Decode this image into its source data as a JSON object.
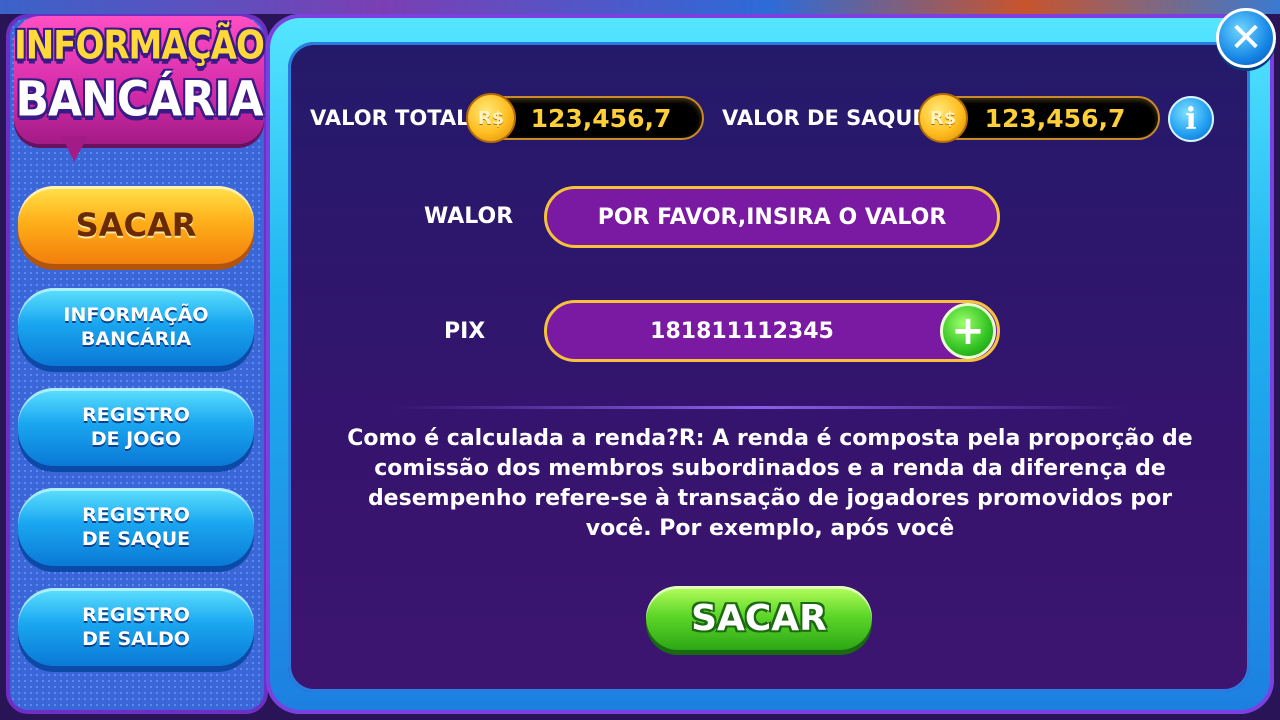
{
  "sidebar": {
    "title_line1": "INFORMAÇÃO",
    "title_line2": "BANCÁRIA",
    "items": [
      {
        "label": "SACAR"
      },
      {
        "label_line1": "INFORMAÇÃO",
        "label_line2": "BANCÁRIA"
      },
      {
        "label_line1": "REGISTRO",
        "label_line2": "DE JOGO"
      },
      {
        "label_line1": "REGISTRO",
        "label_line2": "DE SAQUE"
      },
      {
        "label_line1": "REGISTRO",
        "label_line2": "DE SALDO"
      }
    ]
  },
  "balances": {
    "total_label": "VALOR TOTAL",
    "total_value": "123,456,7",
    "withdraw_label": "VALOR DE SAQUE",
    "withdraw_value": "123,456,7",
    "currency_symbol": "R$"
  },
  "form": {
    "amount_label": "WALOR",
    "amount_placeholder": "POR FAVOR,INSIRA O VALOR",
    "pix_label": "PIX",
    "pix_value": "181811112345"
  },
  "description": "Como é calculada a renda?R: A renda é composta pela proporção de comissão dos membros subordinados e a renda da diferença de desempenho refere-se à transação de jogadores promovidos por você. Por exemplo, após você",
  "actions": {
    "submit_label": "SACAR",
    "close_glyph": "✕",
    "info_glyph": "i",
    "plus_glyph": "+"
  },
  "colors": {
    "panel_bg": "#2a1a6a",
    "accent_gold": "#f5c23a",
    "input_bg": "#7a1aa3",
    "sidebar_blue": "#1aa7f0",
    "active_orange": "#ffb01a",
    "submit_green": "#5fd82a"
  }
}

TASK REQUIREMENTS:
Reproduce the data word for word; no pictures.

WRITTEN RESPONSE:
Decode this image into its source data as a JSON object.
{
  "sidebar": {
    "title_line1": "INFORMAÇÃO",
    "title_line2": "BANCÁRIA",
    "items": [
      {
        "label": "SACAR"
      },
      {
        "label_line1": "INFORMAÇÃO",
        "label_line2": "BANCÁRIA"
      },
      {
        "label_line1": "REGISTRO",
        "label_line2": "DE JOGO"
      },
      {
        "label_line1": "REGISTRO",
        "label_line2": "DE SAQUE"
      },
      {
        "label_line1": "REGISTRO",
        "label_line2": "DE SALDO"
      }
    ]
  },
  "balances": {
    "total_label": "VALOR TOTAL",
    "total_value": "123,456,7",
    "withdraw_label": "VALOR DE SAQUE",
    "withdraw_value": "123,456,7",
    "currency_symbol": "R$"
  },
  "form": {
    "amount_label": "WALOR",
    "amount_placeholder": "POR FAVOR,INSIRA O VALOR",
    "pix_label": "PIX",
    "pix_value": "181811112345"
  },
  "description": "Como é calculada a renda?R: A renda é composta pela proporção de comissão dos membros subordinados e a renda da diferença de desempenho refere-se à transação de jogadores promovidos por você. Por exemplo, após você",
  "actions": {
    "submit_label": "SACAR",
    "close_glyph": "✕",
    "info_glyph": "i",
    "plus_glyph": "+"
  },
  "colors": {
    "panel_bg": "#2a1a6a",
    "accent_gold": "#f5c23a",
    "input_bg": "#7a1aa3",
    "sidebar_blue": "#1aa7f0",
    "active_orange": "#ffb01a",
    "submit_green": "#5fd82a"
  }
}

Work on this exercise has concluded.